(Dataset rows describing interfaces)

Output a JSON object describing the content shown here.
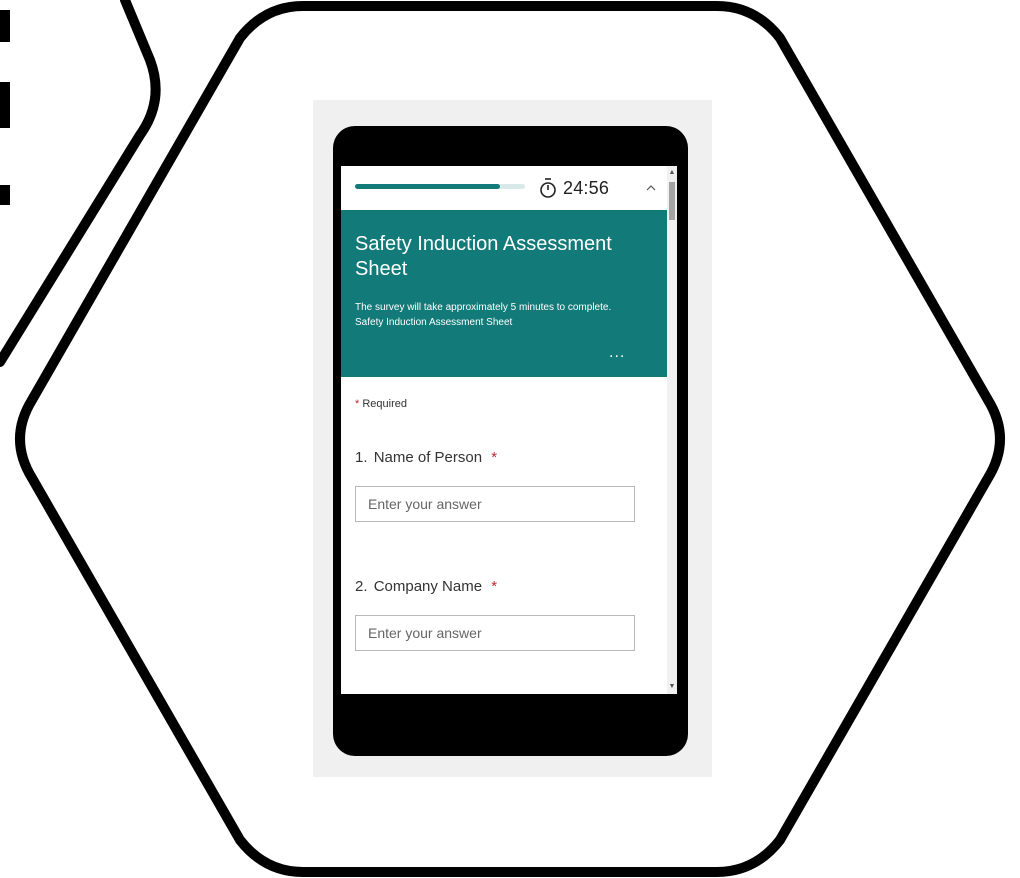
{
  "form": {
    "timer": "24:56",
    "progress": 0.85,
    "title": "Safety Induction Assessment Sheet",
    "description": "The survey will take approximately 5 minutes to complete. Safety Induction Assessment Sheet",
    "more_label": "...",
    "required_star": "*",
    "required_label": "Required",
    "questions": [
      {
        "number": "1.",
        "label": "Name of Person",
        "star": "*",
        "placeholder": "Enter your answer"
      },
      {
        "number": "2.",
        "label": "Company Name",
        "star": "*",
        "placeholder": "Enter your answer"
      }
    ]
  },
  "colors": {
    "accent": "#127a78",
    "required_star": "#c4262e",
    "phone_frame": "#000000",
    "outline": "#000000"
  }
}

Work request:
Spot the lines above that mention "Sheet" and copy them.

Answer to the exercise:
    "title": "Safety Induction Assessment Sheet",
    "description": "The survey will take approximately 5 minutes to complete. Safety Induction Assessment Sheet",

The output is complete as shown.